(Extracted data entries)
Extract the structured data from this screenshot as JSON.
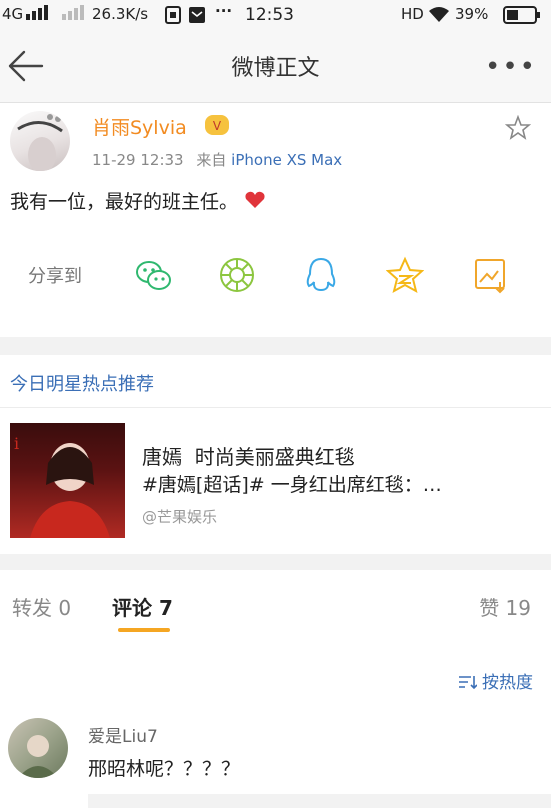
{
  "status_bar": {
    "network": "4G",
    "speed": "26.3K/s",
    "time": "12:53",
    "hd": "HD",
    "battery": "39%"
  },
  "nav": {
    "title": "微博正文"
  },
  "post": {
    "author": "肖雨Sylvia",
    "time": "11-29 12:33",
    "source_prefix": "来自",
    "source": "iPhone XS Max",
    "content": "我有一位，最好的班主任。"
  },
  "share": {
    "label": "分享到",
    "icons": [
      "wechat-icon",
      "moments-icon",
      "qq-icon",
      "qzone-star-icon",
      "save-image-icon"
    ]
  },
  "recommend": {
    "header": "今日明星热点推荐",
    "title": "唐嫣  时尚美丽盛典红毯",
    "desc": "#唐嫣[超话]# 一身红出席红毯：…",
    "source": "@芒果娱乐"
  },
  "tabs": {
    "repost": "转发 0",
    "comment": "评论 7",
    "like": "赞 19"
  },
  "sort": {
    "label": "按热度"
  },
  "comments": [
    {
      "user": "爱是Liu7",
      "text": "邢昭林呢？？？？"
    }
  ],
  "colors": {
    "accent": "#f5a623",
    "link": "#3b6fb6",
    "username": "#f28b21",
    "heart": "#e0343a"
  }
}
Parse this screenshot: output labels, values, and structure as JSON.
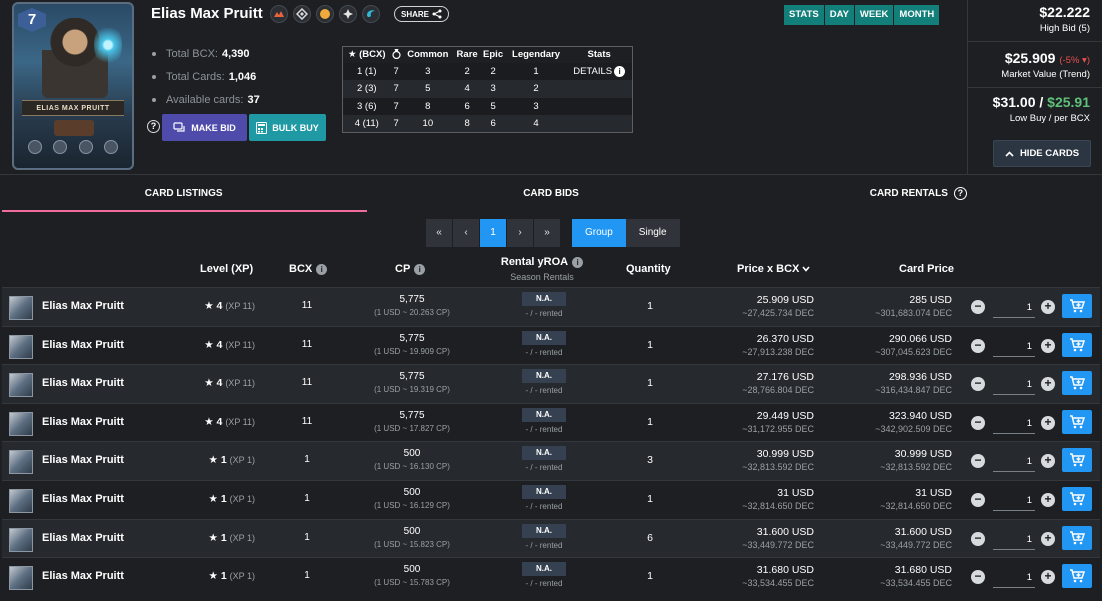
{
  "card": {
    "name": "Elias Max Pruitt",
    "art_level": "7",
    "art_name": "ELIAS MAX PRUITT",
    "badges": [
      "fire-element-icon",
      "edition-icon",
      "gold-foil-icon",
      "rarity-icon",
      "water-element-icon"
    ],
    "share_label": "SHARE"
  },
  "summary": [
    {
      "label": "Total BCX:",
      "value": "4,390"
    },
    {
      "label": "Total Cards:",
      "value": "1,046"
    },
    {
      "label": "Available cards:",
      "value": "37"
    }
  ],
  "actions": {
    "make_bid": "MAKE BID",
    "bulk_buy": "BULK BUY",
    "help": "?"
  },
  "level_table": {
    "headers": [
      "(BCX)",
      "",
      "Common",
      "Rare",
      "Epic",
      "Legendary",
      "Stats"
    ],
    "rows": [
      [
        "1 (1)",
        "7",
        "3",
        "2",
        "2",
        "1",
        "DETAILS"
      ],
      [
        "2 (3)",
        "7",
        "5",
        "4",
        "3",
        "2",
        ""
      ],
      [
        "3 (6)",
        "7",
        "8",
        "6",
        "5",
        "3",
        ""
      ],
      [
        "4 (11)",
        "7",
        "10",
        "8",
        "6",
        "4",
        ""
      ]
    ]
  },
  "periods": [
    "STATS",
    "DAY",
    "WEEK",
    "MONTH"
  ],
  "prices": {
    "high_bid": "$22.222",
    "high_bid_label": "High Bid (5)",
    "market_value": "$25.909",
    "market_change": "(-5%",
    "market_label": "Market Value (Trend)",
    "low_buy": "$31.00 /",
    "per_bcx": "$25.91",
    "low_label": "Low Buy / per BCX",
    "hide_cards": "HIDE CARDS"
  },
  "tabs": [
    {
      "label": "CARD LISTINGS"
    },
    {
      "label": "CARD BIDS"
    },
    {
      "label": "CARD RENTALS"
    }
  ],
  "pager": {
    "first": "«",
    "prev": "‹",
    "page": "1",
    "next": "›",
    "last": "»"
  },
  "grouping": {
    "group": "Group",
    "single": "Single"
  },
  "columns": {
    "level": "Level (XP)",
    "bcx": "BCX",
    "cp": "CP",
    "rental": "Rental yROA",
    "rental_sub": "Season Rentals",
    "quantity": "Quantity",
    "price_bcx": "Price x BCX",
    "card_price": "Card Price"
  },
  "listings": [
    {
      "name": "Elias Max Pruitt",
      "level": "4",
      "xp": "(XP 11)",
      "bcx": "11",
      "cp": "5,775",
      "cp_sub": "(1 USD ~ 20.263 CP)",
      "rental": "N.A.",
      "rented": "- / - rented",
      "qty": "1",
      "pbcx": "25.909 USD",
      "pbcx_dec": "~27,425.734 DEC",
      "cprice": "285 USD",
      "cprice_dec": "~301,683.074 DEC",
      "buy_qty": "1"
    },
    {
      "name": "Elias Max Pruitt",
      "level": "4",
      "xp": "(XP 11)",
      "bcx": "11",
      "cp": "5,775",
      "cp_sub": "(1 USD ~ 19.909 CP)",
      "rental": "N.A.",
      "rented": "- / - rented",
      "qty": "1",
      "pbcx": "26.370 USD",
      "pbcx_dec": "~27,913.238 DEC",
      "cprice": "290.066 USD",
      "cprice_dec": "~307,045.623 DEC",
      "buy_qty": "1"
    },
    {
      "name": "Elias Max Pruitt",
      "level": "4",
      "xp": "(XP 11)",
      "bcx": "11",
      "cp": "5,775",
      "cp_sub": "(1 USD ~ 19.319 CP)",
      "rental": "N.A.",
      "rented": "- / - rented",
      "qty": "1",
      "pbcx": "27.176 USD",
      "pbcx_dec": "~28,766.804 DEC",
      "cprice": "298.936 USD",
      "cprice_dec": "~316,434.847 DEC",
      "buy_qty": "1"
    },
    {
      "name": "Elias Max Pruitt",
      "level": "4",
      "xp": "(XP 11)",
      "bcx": "11",
      "cp": "5,775",
      "cp_sub": "(1 USD ~ 17.827 CP)",
      "rental": "N.A.",
      "rented": "- / - rented",
      "qty": "1",
      "pbcx": "29.449 USD",
      "pbcx_dec": "~31,172.955 DEC",
      "cprice": "323.940 USD",
      "cprice_dec": "~342,902.509 DEC",
      "buy_qty": "1"
    },
    {
      "name": "Elias Max Pruitt",
      "level": "1",
      "xp": "(XP 1)",
      "bcx": "1",
      "cp": "500",
      "cp_sub": "(1 USD ~ 16.130 CP)",
      "rental": "N.A.",
      "rented": "- / - rented",
      "qty": "3",
      "pbcx": "30.999 USD",
      "pbcx_dec": "~32,813.592 DEC",
      "cprice": "30.999 USD",
      "cprice_dec": "~32,813.592 DEC",
      "buy_qty": "1"
    },
    {
      "name": "Elias Max Pruitt",
      "level": "1",
      "xp": "(XP 1)",
      "bcx": "1",
      "cp": "500",
      "cp_sub": "(1 USD ~ 16.129 CP)",
      "rental": "N.A.",
      "rented": "- / - rented",
      "qty": "1",
      "pbcx": "31 USD",
      "pbcx_dec": "~32,814.650 DEC",
      "cprice": "31 USD",
      "cprice_dec": "~32,814.650 DEC",
      "buy_qty": "1"
    },
    {
      "name": "Elias Max Pruitt",
      "level": "1",
      "xp": "(XP 1)",
      "bcx": "1",
      "cp": "500",
      "cp_sub": "(1 USD ~ 15.823 CP)",
      "rental": "N.A.",
      "rented": "- / - rented",
      "qty": "6",
      "pbcx": "31.600 USD",
      "pbcx_dec": "~33,449.772 DEC",
      "cprice": "31.600 USD",
      "cprice_dec": "~33,449.772 DEC",
      "buy_qty": "1"
    },
    {
      "name": "Elias Max Pruitt",
      "level": "1",
      "xp": "(XP 1)",
      "bcx": "1",
      "cp": "500",
      "cp_sub": "(1 USD ~ 15.783 CP)",
      "rental": "N.A.",
      "rented": "- / - rented",
      "qty": "1",
      "pbcx": "31.680 USD",
      "pbcx_dec": "~33,534.455 DEC",
      "cprice": "31.680 USD",
      "cprice_dec": "~33,534.455 DEC",
      "buy_qty": "1"
    }
  ],
  "colors": {
    "accent": "#2196f3",
    "teal": "#127f7a",
    "bid": "#4f4bab",
    "bulk": "#1f9aa5",
    "tab_underline": "#f06c9b",
    "down": "#e55050",
    "per_bcx": "#5fc07a"
  }
}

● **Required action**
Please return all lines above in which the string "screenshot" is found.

● **Solution for this exercise**
Extract the structured data from this screenshot as JSON.
Parse this screenshot: output labels, values, and structure as JSON.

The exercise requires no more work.